▶ _Exercise directions_
What comes back must be the data itself, retyped exactly.

--- --- ---

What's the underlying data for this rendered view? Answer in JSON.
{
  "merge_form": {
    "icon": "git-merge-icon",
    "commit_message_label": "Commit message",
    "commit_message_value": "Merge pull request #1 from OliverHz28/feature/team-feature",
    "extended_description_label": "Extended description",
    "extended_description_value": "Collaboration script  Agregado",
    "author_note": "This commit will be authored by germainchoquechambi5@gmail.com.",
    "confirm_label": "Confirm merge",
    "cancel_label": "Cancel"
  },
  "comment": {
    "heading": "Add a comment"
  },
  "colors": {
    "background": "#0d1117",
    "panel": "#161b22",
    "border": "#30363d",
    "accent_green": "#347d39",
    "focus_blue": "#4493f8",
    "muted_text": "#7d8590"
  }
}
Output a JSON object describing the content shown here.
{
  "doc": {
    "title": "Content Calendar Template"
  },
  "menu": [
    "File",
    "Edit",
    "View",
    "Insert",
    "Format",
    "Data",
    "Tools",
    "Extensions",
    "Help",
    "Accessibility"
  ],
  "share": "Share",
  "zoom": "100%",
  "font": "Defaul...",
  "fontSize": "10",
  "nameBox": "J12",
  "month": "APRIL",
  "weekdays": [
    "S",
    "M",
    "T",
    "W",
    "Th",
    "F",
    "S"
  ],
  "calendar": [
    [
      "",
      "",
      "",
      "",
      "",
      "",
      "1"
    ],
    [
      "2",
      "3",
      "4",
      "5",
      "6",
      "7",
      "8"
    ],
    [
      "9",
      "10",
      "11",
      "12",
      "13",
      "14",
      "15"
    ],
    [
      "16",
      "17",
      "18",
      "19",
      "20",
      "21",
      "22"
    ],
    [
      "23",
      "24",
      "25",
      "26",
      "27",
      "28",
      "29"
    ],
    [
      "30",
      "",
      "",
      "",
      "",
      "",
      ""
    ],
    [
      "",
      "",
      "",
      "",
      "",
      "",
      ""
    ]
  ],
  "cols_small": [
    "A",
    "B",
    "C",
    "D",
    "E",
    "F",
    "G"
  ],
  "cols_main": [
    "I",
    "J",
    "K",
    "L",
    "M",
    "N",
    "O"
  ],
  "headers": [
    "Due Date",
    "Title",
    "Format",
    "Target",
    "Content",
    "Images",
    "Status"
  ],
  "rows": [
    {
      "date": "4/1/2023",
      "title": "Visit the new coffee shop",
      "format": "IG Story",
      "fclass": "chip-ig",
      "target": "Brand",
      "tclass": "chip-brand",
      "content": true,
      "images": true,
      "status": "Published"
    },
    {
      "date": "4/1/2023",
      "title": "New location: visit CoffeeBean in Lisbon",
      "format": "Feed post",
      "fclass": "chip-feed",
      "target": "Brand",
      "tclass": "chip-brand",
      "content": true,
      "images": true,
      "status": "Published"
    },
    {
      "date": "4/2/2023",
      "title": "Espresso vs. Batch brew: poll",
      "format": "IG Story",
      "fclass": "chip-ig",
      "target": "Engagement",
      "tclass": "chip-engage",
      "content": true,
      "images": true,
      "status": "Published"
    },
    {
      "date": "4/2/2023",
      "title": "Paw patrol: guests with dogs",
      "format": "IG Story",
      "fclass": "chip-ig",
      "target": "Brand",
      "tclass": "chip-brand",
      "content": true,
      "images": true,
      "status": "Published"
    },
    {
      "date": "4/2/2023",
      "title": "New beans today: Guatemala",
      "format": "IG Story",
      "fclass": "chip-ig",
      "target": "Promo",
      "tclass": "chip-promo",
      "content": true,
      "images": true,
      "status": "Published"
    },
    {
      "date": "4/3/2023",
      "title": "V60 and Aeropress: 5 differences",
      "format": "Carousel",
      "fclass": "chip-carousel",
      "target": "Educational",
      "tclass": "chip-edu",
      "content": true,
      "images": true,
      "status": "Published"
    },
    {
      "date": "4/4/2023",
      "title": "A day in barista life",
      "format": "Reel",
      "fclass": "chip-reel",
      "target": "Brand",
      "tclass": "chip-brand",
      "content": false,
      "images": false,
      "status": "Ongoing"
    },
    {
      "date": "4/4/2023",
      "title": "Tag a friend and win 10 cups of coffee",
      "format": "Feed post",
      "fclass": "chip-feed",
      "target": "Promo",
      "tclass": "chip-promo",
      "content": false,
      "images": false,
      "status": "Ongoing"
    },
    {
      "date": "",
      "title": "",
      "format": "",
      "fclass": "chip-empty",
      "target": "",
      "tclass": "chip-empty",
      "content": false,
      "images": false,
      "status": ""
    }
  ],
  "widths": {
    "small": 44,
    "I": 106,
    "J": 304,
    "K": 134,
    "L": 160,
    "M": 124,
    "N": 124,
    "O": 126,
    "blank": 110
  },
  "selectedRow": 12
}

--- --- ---

▶ _Response to this task_
What's the underlying data for this rendered view? Answer in JSON.
{
  "merge_form": {
    "icon": "git-merge-icon",
    "commit_message_label": "Commit message",
    "commit_message_value": "Merge pull request #1 from OliverHz28/feature/team-feature",
    "extended_description_label": "Extended description",
    "extended_description_value": "Collaboration script  Agregado",
    "author_note": "This commit will be authored by germainchoquechambi5@gmail.com.",
    "confirm_label": "Confirm merge",
    "cancel_label": "Cancel"
  },
  "comment": {
    "heading": "Add a comment"
  },
  "colors": {
    "background": "#0d1117",
    "panel": "#161b22",
    "border": "#30363d",
    "accent_green": "#347d39",
    "focus_blue": "#4493f8",
    "muted_text": "#7d8590"
  }
}
Output a JSON object describing the content shown here.
{
  "doc": {
    "title": "Content Calendar Template"
  },
  "menu": [
    "File",
    "Edit",
    "View",
    "Insert",
    "Format",
    "Data",
    "Tools",
    "Extensions",
    "Help",
    "Accessibility"
  ],
  "share": "Share",
  "zoom": "100%",
  "font": "Defaul...",
  "fontSize": "10",
  "nameBox": "J12",
  "month": "APRIL",
  "weekdays": [
    "S",
    "M",
    "T",
    "W",
    "Th",
    "F",
    "S"
  ],
  "calendar": [
    [
      "",
      "",
      "",
      "",
      "",
      "",
      "1"
    ],
    [
      "2",
      "3",
      "4",
      "5",
      "6",
      "7",
      "8"
    ],
    [
      "9",
      "10",
      "11",
      "12",
      "13",
      "14",
      "15"
    ],
    [
      "16",
      "17",
      "18",
      "19",
      "20",
      "21",
      "22"
    ],
    [
      "23",
      "24",
      "25",
      "26",
      "27",
      "28",
      "29"
    ],
    [
      "30",
      "",
      "",
      "",
      "",
      "",
      ""
    ],
    [
      "",
      "",
      "",
      "",
      "",
      "",
      ""
    ]
  ],
  "cols_small": [
    "A",
    "B",
    "C",
    "D",
    "E",
    "F",
    "G"
  ],
  "cols_main": [
    "I",
    "J",
    "K",
    "L",
    "M",
    "N",
    "O"
  ],
  "headers": [
    "Due Date",
    "Title",
    "Format",
    "Target",
    "Content",
    "Images",
    "Status"
  ],
  "rows": [
    {
      "date": "4/1/2023",
      "title": "Visit the new coffee shop",
      "format": "IG Story",
      "fclass": "chip-ig",
      "target": "Brand",
      "tclass": "chip-brand",
      "content": true,
      "images": true,
      "status": "Published"
    },
    {
      "date": "4/1/2023",
      "title": "New location: visit CoffeeBean in Lisbon",
      "format": "Feed post",
      "fclass": "chip-feed",
      "target": "Brand",
      "tclass": "chip-brand",
      "content": true,
      "images": true,
      "status": "Published"
    },
    {
      "date": "4/2/2023",
      "title": "Espresso vs. Batch brew: poll",
      "format": "IG Story",
      "fclass": "chip-ig",
      "target": "Engagement",
      "tclass": "chip-engage",
      "content": true,
      "images": true,
      "status": "Published"
    },
    {
      "date": "4/2/2023",
      "title": "Paw patrol: guests with dogs",
      "format": "IG Story",
      "fclass": "chip-ig",
      "target": "Brand",
      "tclass": "chip-brand",
      "content": true,
      "images": true,
      "status": "Published"
    },
    {
      "date": "4/2/2023",
      "title": "New beans today: Guatemala",
      "format": "IG Story",
      "fclass": "chip-ig",
      "target": "Promo",
      "tclass": "chip-promo",
      "content": true,
      "images": true,
      "status": "Published"
    },
    {
      "date": "4/3/2023",
      "title": "V60 and Aeropress: 5 differences",
      "format": "Carousel",
      "fclass": "chip-carousel",
      "target": "Educational",
      "tclass": "chip-edu",
      "content": true,
      "images": true,
      "status": "Published"
    },
    {
      "date": "4/4/2023",
      "title": "A day in barista life",
      "format": "Reel",
      "fclass": "chip-reel",
      "target": "Brand",
      "tclass": "chip-brand",
      "content": false,
      "images": false,
      "status": "Ongoing"
    },
    {
      "date": "4/4/2023",
      "title": "Tag a friend and win 10 cups of coffee",
      "format": "Feed post",
      "fclass": "chip-feed",
      "target": "Promo",
      "tclass": "chip-promo",
      "content": false,
      "images": false,
      "status": "Ongoing"
    },
    {
      "date": "",
      "title": "",
      "format": "",
      "fclass": "chip-empty",
      "target": "",
      "tclass": "chip-empty",
      "content": false,
      "images": false,
      "status": ""
    }
  ],
  "widths": {
    "small": 44,
    "I": 106,
    "J": 304,
    "K": 134,
    "L": 160,
    "M": 124,
    "N": 124,
    "O": 126,
    "blank": 110
  },
  "selectedRow": 12
}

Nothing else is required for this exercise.